* **Instructions for the task**:
Report every line in the listing that contains the string "condition".

* **Task input**:
※
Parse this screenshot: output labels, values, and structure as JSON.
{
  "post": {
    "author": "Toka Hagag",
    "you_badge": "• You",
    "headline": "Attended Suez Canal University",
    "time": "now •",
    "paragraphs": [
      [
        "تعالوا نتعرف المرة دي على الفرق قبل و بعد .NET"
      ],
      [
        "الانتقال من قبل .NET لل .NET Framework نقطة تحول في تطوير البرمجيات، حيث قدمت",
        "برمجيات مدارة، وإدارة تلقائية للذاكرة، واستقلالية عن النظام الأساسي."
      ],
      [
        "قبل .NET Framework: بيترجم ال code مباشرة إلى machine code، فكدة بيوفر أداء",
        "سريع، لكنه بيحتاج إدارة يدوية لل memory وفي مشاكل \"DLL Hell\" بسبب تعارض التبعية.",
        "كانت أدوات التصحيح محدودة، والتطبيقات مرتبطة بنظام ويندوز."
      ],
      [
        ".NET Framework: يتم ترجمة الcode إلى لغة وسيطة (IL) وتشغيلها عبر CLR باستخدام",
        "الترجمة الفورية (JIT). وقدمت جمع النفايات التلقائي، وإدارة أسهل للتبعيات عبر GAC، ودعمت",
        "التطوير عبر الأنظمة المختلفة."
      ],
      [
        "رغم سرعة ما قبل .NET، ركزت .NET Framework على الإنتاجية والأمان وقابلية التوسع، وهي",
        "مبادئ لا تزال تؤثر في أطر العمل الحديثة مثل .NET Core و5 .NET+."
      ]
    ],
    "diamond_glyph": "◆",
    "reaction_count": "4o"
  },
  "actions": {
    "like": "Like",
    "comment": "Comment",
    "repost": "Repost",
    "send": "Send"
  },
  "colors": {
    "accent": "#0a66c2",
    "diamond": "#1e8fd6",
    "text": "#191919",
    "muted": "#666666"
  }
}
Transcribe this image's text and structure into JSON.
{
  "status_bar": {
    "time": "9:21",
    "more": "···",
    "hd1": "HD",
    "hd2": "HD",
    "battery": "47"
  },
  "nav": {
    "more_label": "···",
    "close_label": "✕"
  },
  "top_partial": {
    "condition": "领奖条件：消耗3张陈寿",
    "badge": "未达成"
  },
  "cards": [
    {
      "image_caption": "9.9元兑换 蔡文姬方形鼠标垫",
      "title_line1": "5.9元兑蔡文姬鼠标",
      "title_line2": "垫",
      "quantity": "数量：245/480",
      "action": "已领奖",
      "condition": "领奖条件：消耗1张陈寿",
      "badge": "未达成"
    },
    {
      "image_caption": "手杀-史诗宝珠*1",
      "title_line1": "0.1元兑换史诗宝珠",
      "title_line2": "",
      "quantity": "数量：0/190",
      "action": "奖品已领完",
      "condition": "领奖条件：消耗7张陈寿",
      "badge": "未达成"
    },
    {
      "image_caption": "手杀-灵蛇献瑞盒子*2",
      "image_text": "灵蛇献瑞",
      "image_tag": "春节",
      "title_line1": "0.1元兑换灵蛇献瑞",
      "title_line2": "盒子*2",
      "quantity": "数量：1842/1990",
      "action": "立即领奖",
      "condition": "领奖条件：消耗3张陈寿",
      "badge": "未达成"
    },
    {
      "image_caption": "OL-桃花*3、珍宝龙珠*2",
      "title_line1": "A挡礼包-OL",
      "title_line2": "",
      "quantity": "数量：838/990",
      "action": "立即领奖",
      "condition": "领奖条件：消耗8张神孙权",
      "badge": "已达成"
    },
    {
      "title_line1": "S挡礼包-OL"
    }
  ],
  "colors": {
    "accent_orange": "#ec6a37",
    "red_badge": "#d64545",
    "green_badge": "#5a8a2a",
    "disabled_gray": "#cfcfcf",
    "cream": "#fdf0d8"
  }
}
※
* **Output of the exercise**:
    "condition": "领奖条件：消耗3张陈寿",
      "condition": "领奖条件：消耗1张陈寿",
      "condition": "领奖条件：消耗7张陈寿",
      "condition": "领奖条件：消耗3张陈寿",
      "condition": "领奖条件：消耗8张神孙权",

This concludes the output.